▸ **Work required**: In the entries below, find the line containing "Extract the structured". Copy it and all lines after it, exactly, through the end.

Dataset rows describing interfaces
== Segment start ==
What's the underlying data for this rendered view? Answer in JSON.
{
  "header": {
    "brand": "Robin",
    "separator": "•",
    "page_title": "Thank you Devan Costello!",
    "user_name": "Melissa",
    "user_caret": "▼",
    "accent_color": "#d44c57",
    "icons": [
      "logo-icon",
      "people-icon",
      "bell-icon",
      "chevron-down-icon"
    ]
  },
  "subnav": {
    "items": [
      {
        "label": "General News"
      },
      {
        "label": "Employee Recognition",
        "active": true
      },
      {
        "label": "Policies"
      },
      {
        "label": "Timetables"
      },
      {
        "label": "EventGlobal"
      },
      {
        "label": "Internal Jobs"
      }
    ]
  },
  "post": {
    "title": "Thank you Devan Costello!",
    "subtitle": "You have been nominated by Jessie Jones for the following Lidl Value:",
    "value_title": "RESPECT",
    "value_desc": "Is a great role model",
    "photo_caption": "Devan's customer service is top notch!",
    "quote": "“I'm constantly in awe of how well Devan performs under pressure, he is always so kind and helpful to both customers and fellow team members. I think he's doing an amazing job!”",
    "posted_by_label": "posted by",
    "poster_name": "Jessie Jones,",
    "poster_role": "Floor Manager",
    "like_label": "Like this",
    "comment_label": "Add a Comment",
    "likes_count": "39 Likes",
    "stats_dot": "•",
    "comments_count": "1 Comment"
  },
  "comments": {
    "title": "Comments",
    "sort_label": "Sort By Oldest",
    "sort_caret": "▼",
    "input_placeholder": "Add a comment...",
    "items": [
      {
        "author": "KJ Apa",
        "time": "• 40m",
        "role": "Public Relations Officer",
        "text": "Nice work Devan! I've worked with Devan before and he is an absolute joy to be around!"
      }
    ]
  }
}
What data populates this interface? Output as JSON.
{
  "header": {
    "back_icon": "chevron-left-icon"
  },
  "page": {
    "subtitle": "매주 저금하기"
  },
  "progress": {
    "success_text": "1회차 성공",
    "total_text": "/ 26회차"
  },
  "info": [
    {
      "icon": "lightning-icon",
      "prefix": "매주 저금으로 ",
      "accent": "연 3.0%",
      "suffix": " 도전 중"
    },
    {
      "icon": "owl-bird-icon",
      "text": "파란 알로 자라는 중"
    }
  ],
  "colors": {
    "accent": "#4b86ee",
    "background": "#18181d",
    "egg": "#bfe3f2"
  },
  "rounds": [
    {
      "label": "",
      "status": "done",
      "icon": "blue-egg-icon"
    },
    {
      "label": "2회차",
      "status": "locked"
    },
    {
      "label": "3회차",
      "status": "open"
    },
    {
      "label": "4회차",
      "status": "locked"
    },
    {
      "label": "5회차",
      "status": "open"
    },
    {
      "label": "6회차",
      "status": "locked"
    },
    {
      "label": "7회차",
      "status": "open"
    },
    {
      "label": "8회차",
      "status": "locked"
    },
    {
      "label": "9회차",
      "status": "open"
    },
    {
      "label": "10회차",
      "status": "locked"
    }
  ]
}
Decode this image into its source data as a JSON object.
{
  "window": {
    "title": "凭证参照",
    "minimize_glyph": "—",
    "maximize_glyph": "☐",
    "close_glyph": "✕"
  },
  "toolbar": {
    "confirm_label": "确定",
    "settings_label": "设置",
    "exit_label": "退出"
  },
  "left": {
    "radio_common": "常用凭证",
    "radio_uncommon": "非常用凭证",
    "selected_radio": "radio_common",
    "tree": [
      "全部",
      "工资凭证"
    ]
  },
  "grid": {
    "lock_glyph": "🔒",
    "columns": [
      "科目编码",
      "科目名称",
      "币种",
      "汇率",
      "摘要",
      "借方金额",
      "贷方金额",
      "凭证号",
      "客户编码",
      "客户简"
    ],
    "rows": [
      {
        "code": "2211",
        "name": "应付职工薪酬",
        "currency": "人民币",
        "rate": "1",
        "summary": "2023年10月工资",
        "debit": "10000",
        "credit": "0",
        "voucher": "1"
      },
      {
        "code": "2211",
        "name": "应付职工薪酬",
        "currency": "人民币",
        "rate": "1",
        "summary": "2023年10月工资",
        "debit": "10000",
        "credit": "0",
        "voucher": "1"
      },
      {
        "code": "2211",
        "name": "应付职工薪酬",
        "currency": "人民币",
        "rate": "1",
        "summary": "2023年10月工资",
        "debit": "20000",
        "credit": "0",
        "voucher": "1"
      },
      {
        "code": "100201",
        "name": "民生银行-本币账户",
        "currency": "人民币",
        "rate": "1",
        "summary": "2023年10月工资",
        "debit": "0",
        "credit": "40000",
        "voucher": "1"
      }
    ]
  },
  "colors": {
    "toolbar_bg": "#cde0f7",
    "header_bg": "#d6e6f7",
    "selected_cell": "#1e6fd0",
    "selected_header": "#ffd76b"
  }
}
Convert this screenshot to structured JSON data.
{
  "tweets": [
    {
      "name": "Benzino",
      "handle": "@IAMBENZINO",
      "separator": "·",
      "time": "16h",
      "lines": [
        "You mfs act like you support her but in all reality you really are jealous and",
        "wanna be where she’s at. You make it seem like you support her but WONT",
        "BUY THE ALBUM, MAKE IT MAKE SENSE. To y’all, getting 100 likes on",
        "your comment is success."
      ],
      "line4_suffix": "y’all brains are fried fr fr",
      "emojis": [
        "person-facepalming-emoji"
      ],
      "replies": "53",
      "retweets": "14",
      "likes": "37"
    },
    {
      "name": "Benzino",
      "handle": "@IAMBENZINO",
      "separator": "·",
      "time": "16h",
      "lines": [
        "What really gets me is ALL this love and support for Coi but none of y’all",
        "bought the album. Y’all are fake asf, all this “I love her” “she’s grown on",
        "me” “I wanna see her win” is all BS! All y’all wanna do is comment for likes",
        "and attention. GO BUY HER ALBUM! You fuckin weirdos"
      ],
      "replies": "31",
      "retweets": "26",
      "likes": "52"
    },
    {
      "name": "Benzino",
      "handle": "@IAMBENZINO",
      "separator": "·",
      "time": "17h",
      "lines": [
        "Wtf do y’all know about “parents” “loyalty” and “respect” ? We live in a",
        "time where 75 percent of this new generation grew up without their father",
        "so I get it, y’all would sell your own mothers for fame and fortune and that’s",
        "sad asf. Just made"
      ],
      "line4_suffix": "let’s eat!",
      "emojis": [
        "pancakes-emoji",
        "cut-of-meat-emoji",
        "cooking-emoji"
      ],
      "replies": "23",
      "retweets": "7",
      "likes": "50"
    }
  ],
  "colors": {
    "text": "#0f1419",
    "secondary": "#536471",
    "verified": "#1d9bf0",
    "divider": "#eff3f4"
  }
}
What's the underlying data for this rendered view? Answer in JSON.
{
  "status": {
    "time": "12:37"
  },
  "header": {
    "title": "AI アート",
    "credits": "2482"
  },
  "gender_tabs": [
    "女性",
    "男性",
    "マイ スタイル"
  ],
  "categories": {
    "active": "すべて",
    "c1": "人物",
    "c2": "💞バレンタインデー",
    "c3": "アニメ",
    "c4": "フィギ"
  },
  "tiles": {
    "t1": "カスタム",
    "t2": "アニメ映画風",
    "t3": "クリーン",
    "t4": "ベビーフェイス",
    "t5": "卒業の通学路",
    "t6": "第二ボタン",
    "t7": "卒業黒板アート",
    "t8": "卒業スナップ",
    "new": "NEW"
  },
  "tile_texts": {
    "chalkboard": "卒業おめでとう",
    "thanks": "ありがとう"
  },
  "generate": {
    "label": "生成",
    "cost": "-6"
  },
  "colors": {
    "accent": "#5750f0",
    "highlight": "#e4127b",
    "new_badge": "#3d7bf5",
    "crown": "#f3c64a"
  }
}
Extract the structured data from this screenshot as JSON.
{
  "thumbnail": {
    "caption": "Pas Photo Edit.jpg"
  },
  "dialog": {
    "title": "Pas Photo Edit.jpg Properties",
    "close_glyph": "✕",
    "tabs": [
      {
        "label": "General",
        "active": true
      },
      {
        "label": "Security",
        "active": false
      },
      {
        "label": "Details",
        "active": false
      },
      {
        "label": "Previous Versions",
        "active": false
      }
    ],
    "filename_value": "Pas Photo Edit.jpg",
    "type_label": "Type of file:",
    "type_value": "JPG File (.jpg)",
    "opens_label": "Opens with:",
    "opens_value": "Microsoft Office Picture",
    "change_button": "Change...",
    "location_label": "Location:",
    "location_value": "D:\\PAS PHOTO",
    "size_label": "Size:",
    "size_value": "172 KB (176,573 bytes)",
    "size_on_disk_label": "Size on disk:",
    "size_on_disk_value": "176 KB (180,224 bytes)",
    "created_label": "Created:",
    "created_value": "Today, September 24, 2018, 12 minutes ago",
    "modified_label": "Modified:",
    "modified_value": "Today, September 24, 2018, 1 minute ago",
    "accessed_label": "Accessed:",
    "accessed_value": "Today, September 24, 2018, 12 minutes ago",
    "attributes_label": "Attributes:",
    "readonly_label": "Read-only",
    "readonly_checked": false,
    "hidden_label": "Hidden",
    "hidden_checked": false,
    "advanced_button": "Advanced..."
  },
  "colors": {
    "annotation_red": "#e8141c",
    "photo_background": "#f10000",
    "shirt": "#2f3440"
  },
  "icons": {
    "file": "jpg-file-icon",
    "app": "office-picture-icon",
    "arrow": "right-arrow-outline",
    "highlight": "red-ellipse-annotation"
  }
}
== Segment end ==
▸ **Finished exercise**:
Extract the structured data from this screenshot as JSON.
{
  "thumbnail": {
    "caption": "Pas Photo Edit.jpg"
  },
  "dialog": {
    "title": "Pas Photo Edit.jpg Properties",
    "close_glyph": "✕",
    "tabs": [
      {
        "label": "General",
        "active": true
      },
      {
        "label": "Security",
        "active": false
      },
      {
        "label": "Details",
        "active": false
      },
      {
        "label": "Previous Versions",
        "active": false
      }
    ],
    "filename_value": "Pas Photo Edit.jpg",
    "type_label": "Type of file:",
    "type_value": "JPG File (.jpg)",
    "opens_label": "Opens with:",
    "opens_value": "Microsoft Office Picture",
    "change_button": "Change...",
    "location_label": "Location:",
    "location_value": "D:\\PAS PHOTO",
    "size_label": "Size:",
    "size_value": "172 KB (176,573 bytes)",
    "size_on_disk_label": "Size on disk:",
    "size_on_disk_value": "176 KB (180,224 bytes)",
    "created_label": "Created:",
    "created_value": "Today, September 24, 2018, 12 minutes ago",
    "modified_label": "Modified:",
    "modified_value": "Today, September 24, 2018, 1 minute ago",
    "accessed_label": "Accessed:",
    "accessed_value": "Today, September 24, 2018, 12 minutes ago",
    "attributes_label": "Attributes:",
    "readonly_label": "Read-only",
    "readonly_checked": false,
    "hidden_label": "Hidden",
    "hidden_checked": false,
    "advanced_button": "Advanced..."
  },
  "colors": {
    "annotation_red": "#e8141c",
    "photo_background": "#f10000",
    "shirt": "#2f3440"
  },
  "icons": {
    "file": "jpg-file-icon",
    "app": "office-picture-icon",
    "arrow": "right-arrow-outline",
    "highlight": "red-ellipse-annotation"
  }
}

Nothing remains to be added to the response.